> RECORDS FOR PROCESSING
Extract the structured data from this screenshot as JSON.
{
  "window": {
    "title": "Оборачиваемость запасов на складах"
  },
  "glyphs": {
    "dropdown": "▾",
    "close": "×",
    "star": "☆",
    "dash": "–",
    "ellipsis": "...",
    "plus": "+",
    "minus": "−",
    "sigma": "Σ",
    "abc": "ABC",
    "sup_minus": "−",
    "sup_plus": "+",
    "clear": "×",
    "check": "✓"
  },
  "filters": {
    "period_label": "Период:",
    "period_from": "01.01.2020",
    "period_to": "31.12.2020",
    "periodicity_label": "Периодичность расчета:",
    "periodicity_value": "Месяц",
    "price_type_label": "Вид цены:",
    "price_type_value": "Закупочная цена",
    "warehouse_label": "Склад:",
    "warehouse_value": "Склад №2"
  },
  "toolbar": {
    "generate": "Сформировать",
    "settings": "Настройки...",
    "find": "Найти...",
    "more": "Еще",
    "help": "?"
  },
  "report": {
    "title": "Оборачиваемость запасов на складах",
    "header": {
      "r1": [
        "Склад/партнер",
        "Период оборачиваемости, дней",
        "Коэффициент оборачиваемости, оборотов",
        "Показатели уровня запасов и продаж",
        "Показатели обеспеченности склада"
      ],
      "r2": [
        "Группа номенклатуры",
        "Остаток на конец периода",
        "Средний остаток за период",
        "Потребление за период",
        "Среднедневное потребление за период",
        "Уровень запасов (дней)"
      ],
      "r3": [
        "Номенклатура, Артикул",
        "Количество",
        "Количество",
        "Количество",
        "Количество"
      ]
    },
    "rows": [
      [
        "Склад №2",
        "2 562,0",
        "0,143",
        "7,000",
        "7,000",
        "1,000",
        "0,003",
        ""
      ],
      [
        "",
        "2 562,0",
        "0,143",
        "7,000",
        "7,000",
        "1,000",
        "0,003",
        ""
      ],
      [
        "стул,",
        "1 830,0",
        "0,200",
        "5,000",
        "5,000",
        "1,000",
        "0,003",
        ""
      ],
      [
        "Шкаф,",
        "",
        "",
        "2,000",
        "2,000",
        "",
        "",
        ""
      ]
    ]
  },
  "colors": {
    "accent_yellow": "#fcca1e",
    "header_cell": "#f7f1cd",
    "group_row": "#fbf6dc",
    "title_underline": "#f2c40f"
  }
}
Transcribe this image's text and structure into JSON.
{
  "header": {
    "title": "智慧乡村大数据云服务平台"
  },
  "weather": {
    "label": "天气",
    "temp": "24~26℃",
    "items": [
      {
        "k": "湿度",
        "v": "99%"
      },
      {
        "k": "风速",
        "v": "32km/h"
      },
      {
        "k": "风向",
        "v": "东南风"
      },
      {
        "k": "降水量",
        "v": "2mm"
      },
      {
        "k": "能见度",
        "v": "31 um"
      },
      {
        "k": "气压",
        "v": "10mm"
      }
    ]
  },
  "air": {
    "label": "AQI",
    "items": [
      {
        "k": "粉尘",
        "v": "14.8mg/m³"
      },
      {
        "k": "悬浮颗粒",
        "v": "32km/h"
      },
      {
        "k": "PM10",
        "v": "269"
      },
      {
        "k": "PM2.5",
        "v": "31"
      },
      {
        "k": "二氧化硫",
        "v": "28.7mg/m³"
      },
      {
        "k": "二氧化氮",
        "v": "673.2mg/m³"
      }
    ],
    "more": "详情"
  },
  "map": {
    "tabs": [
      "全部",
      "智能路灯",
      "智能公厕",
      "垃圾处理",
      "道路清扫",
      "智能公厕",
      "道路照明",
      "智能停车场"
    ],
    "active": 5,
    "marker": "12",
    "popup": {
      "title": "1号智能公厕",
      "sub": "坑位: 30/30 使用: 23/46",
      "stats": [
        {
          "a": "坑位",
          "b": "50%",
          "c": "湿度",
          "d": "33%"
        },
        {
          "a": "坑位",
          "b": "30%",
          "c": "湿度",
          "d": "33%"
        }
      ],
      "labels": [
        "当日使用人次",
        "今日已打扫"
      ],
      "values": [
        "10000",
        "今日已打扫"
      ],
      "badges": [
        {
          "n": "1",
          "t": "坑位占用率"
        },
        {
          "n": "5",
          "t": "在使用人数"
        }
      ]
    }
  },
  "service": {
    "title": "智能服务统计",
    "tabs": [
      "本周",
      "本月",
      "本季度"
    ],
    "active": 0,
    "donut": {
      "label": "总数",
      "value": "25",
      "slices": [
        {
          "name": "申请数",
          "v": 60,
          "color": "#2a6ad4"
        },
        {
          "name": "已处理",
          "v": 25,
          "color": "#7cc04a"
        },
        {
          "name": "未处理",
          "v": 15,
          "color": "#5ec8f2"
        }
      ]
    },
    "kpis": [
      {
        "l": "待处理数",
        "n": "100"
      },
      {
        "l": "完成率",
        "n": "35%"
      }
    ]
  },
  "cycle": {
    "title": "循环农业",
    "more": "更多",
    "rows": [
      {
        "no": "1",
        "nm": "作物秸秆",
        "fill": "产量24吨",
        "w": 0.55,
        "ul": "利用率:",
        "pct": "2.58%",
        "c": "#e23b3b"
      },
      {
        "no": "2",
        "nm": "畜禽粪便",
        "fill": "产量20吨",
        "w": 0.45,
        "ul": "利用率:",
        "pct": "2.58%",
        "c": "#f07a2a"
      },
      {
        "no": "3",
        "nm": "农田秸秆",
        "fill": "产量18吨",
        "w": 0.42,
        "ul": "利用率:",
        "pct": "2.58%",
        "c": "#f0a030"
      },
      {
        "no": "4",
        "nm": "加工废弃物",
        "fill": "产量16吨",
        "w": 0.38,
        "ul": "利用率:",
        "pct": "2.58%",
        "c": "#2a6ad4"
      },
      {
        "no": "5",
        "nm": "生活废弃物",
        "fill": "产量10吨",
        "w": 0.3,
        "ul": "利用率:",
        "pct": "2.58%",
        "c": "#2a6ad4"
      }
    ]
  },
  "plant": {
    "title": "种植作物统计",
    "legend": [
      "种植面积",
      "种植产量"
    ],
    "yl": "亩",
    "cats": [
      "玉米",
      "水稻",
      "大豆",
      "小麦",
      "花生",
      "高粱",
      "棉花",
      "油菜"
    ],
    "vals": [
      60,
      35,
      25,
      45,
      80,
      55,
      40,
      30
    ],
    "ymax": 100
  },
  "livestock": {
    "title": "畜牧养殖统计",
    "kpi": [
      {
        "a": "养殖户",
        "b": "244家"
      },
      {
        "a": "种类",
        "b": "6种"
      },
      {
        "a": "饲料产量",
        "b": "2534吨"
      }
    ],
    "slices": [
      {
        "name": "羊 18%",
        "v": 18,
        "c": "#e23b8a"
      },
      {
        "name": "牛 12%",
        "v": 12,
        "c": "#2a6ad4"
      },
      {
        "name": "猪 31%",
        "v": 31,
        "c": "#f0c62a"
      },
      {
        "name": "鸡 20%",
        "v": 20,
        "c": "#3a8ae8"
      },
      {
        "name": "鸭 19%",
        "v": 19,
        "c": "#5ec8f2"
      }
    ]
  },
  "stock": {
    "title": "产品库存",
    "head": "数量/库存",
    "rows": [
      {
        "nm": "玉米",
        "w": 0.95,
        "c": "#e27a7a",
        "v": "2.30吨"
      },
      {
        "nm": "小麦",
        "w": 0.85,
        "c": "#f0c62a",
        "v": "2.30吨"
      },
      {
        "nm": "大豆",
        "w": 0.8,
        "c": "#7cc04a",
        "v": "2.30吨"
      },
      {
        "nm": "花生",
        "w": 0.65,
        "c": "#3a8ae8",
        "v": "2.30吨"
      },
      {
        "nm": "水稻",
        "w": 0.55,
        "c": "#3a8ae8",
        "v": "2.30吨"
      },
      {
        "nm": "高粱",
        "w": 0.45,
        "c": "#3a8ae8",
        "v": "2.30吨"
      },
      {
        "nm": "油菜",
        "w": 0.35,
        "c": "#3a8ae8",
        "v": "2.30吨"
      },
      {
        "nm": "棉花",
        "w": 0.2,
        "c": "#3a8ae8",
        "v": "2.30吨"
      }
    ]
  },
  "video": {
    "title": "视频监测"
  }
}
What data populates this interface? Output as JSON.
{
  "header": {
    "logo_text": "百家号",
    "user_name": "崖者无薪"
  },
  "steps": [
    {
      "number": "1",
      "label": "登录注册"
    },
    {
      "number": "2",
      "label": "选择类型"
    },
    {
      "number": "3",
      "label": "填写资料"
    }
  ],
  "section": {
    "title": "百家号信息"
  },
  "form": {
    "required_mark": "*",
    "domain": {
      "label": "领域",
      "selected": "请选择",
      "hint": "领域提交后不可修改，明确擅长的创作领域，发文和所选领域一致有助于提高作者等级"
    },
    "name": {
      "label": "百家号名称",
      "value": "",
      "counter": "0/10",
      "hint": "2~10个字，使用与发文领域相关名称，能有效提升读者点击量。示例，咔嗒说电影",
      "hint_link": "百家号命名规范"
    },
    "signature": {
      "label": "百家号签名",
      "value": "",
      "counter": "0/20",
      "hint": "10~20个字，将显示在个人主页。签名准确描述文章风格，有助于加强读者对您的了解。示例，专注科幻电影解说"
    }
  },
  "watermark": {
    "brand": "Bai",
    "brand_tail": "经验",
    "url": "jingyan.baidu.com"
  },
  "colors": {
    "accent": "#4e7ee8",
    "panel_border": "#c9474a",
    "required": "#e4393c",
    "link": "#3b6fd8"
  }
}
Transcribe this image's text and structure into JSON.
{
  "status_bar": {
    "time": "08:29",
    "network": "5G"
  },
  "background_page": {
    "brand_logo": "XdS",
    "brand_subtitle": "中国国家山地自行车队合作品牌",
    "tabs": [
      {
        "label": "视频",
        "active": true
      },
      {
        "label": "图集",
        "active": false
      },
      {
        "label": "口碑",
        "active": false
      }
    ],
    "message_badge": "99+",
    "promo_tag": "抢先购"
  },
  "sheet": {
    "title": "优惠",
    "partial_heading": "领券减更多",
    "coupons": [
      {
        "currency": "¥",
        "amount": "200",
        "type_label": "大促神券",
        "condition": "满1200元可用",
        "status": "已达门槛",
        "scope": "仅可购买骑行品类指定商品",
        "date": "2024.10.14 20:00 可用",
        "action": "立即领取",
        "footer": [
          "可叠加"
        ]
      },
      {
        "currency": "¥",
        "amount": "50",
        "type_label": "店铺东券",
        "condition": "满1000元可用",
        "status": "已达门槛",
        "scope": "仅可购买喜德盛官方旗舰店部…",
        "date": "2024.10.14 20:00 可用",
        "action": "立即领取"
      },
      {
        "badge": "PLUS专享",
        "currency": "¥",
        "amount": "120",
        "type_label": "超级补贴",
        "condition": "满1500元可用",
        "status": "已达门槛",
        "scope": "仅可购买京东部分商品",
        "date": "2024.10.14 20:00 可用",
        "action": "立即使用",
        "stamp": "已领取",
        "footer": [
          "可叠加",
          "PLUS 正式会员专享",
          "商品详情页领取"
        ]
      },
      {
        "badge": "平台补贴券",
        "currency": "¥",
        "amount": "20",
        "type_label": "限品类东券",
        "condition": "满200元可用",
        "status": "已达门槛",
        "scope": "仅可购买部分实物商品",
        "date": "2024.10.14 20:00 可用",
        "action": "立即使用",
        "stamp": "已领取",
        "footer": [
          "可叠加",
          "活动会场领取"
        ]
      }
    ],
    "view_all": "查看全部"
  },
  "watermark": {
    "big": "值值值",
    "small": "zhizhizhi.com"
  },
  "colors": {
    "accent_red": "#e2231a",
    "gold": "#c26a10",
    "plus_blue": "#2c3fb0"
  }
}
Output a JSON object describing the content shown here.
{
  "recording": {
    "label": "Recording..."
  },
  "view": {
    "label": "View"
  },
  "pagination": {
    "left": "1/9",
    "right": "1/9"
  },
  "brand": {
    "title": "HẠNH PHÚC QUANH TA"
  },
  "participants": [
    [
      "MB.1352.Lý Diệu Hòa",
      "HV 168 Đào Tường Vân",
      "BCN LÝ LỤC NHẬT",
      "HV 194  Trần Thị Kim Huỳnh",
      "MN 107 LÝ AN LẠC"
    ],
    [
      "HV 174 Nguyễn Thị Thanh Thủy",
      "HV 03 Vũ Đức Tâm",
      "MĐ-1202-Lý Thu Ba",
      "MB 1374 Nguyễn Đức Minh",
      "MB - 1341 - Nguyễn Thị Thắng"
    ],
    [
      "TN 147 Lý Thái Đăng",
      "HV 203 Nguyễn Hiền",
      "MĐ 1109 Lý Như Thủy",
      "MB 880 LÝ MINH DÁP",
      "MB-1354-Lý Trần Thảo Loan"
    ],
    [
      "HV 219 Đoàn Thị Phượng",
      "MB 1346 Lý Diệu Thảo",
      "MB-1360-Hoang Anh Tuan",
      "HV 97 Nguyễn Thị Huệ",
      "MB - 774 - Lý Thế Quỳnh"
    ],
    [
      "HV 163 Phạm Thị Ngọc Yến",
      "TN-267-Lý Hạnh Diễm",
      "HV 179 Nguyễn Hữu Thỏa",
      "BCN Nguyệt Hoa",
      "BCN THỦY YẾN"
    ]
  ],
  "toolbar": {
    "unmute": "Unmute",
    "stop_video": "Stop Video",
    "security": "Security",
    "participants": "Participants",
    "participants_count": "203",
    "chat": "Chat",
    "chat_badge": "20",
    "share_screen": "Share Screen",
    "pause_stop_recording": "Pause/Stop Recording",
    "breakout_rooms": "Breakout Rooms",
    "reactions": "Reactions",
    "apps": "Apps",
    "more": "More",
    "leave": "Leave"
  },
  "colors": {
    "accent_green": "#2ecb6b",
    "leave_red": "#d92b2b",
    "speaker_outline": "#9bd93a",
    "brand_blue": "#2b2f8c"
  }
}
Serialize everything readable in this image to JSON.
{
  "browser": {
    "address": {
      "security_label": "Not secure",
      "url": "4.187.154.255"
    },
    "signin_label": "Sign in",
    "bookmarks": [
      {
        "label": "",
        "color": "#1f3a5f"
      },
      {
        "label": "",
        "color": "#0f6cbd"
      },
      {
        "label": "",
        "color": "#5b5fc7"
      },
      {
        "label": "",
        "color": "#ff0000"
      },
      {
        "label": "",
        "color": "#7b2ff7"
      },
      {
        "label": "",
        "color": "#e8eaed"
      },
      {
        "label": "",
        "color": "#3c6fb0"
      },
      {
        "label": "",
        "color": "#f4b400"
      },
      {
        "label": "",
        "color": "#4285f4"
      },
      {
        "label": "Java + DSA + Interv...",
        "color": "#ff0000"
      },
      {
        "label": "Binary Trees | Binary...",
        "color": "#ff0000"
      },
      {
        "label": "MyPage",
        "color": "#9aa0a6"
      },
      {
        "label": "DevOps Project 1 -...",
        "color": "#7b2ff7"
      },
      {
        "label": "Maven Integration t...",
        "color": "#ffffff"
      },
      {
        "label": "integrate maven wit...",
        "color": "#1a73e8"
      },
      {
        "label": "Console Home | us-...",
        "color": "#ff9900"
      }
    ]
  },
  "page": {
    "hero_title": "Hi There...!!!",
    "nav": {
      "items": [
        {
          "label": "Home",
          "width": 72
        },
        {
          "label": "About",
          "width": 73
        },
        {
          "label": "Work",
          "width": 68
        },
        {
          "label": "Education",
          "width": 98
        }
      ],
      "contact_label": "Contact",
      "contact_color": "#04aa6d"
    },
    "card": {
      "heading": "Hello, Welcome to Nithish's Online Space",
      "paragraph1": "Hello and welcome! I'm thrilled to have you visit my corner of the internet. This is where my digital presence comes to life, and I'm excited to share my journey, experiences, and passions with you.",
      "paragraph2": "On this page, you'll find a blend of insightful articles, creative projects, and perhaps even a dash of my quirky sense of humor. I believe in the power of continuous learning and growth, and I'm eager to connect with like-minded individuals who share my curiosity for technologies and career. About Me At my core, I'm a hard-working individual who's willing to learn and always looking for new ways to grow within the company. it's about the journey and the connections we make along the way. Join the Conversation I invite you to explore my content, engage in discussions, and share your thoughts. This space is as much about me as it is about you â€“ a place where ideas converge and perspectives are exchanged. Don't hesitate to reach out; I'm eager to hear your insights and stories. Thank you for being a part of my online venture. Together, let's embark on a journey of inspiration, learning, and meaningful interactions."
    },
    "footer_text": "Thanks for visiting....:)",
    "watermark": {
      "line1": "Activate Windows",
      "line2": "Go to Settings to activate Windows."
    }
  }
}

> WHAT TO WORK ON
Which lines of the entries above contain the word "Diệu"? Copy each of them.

> RESPONSE AREA
      "MB.1352.Lý Diệu Hòa",
      "MB 1346 Lý Diệu Thảo",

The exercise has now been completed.